Although Henry probably never declared that he had been brought a ‘Flanders Mare’ instead of a woman as later claimed, there is no doubt that he was entirely unhappy with his fiance’s appearance.
Portraits of Anne show her favourably when compared with Henry’s other wives. To modern eyes, she certainly appears more beautiful that the double-chinned Jane Seymour or the long-nosed Catherine Howard – both supposedly the fairest of Henry’s wives. Henry never punished his court painter, Hans Holbein, for the portrait that he sent back from Cleves during the marriage negotiations, suggesting that it was a true likeness. In the portrait, in which Anne was depicted, unusually, facing forwards, she appears reasonably attractive, in heavy German dress. One clue to her appearance may be in the flattering angle of the painting, since another portrait of Anne has been x-rayed to reveal a larger nose that was painted over.

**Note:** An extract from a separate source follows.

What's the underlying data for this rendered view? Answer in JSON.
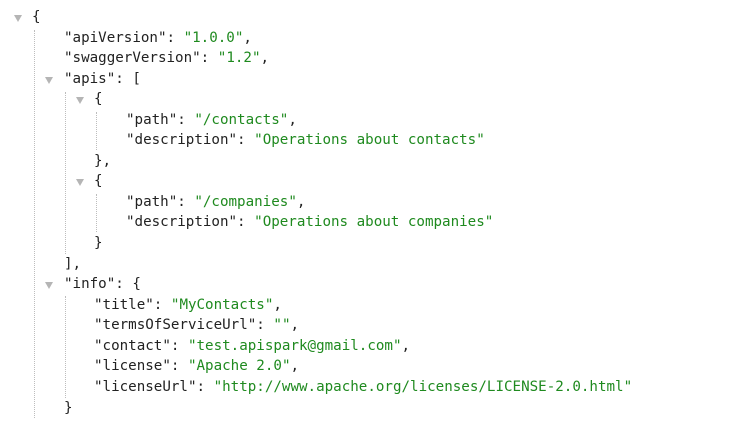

This can hardly be the reason for Henry’s abhorrence of his bride however.
Another clue to Anne’s appearance may be found in a dispatch of the French ambassador, in which he declared that she ‘is not so young as was expected, nor so beautiful as everyone affirmed’. He considered that, while Anne carried herself well, she dressed badly and ‘looks about 30 years of age, tall and thin, of medium beauty, and of very assured and resolute countenance’. Since she was twenty-four years old, this may have been a disadvantage, although Henry’s tastes do generally seem to have favoured older women. Anne Boleyn was in her late twenties when she first caught the king’s eye, as was Jane Seymour, while Catherine Parr was past thirty.
Lord Russell, when pressed by Henry, admitted of Anne that ‘he took her not for fair, but to be of a brown complexion’, but so was the beautiful Christina of Denmark who the king had earlier sought to marry and who resembled a former mistress of his. Many men had seen Anne and made favourable reports of her appearance, while when Anne herself later declared that Catherine Parr was ‘inferior to her in beauty’, no-one seems to have disputed this. The Imperial ambassador, Eustace Chapuys, agreed, considering that Catherine was ‘by no means so handsome’ as the princess from Cleves.
Anne of Cleves, while clearly far from a beauty, appears to have been pleasing enough: tall, dark and older looking than expected, but with a queenly countenance. What then caused Henry’s immediate dislike for his bride? Perhaps it was in the circumstances of their meeting, in which the king, embarrassed by her inability to recognise him, found his romantic illusions shattered. Anne had never seen a picture of the king and her face may have betrayed her dismay at his appearance when she finally realised who the mysterious messenger actually was. Certainly, a near contemporary chronicle – of dubious reliability – claimed that she later referred to Henry’s obesity unfavourably. Henry was also used to choosing his brides for himself and it may simply be that he felt no attraction for her. There was just no chemistry between them.
Unaware of how the visit had gone, Thomas Cromwell sought the king out when he reached Greenwich, asking him how he liked his bride. The minister, who had played such a big part in recommending the match, was horrified to be told that the king found her ‘nothing so well as she was spoken of’. Ominously, he then declared that if he had known before what he knew now, ‘she should not have come within this realm’. The king demanded a remedy, but there was none that Cromwell could think of, declaring that he ‘was very sorry therefore’.
Henry wanted a way out of the marriage, not sympathy. While he discussed matters with his chief minister, the unsuspecting Anne made her way towards Dartford, a town which she would later recall fondly and the last stop before she finally reached Greenwich and her official meeting with the king.
The cover of my biography of Anne includes the portrait prepared by Holbein, which convinced Henry to marry her.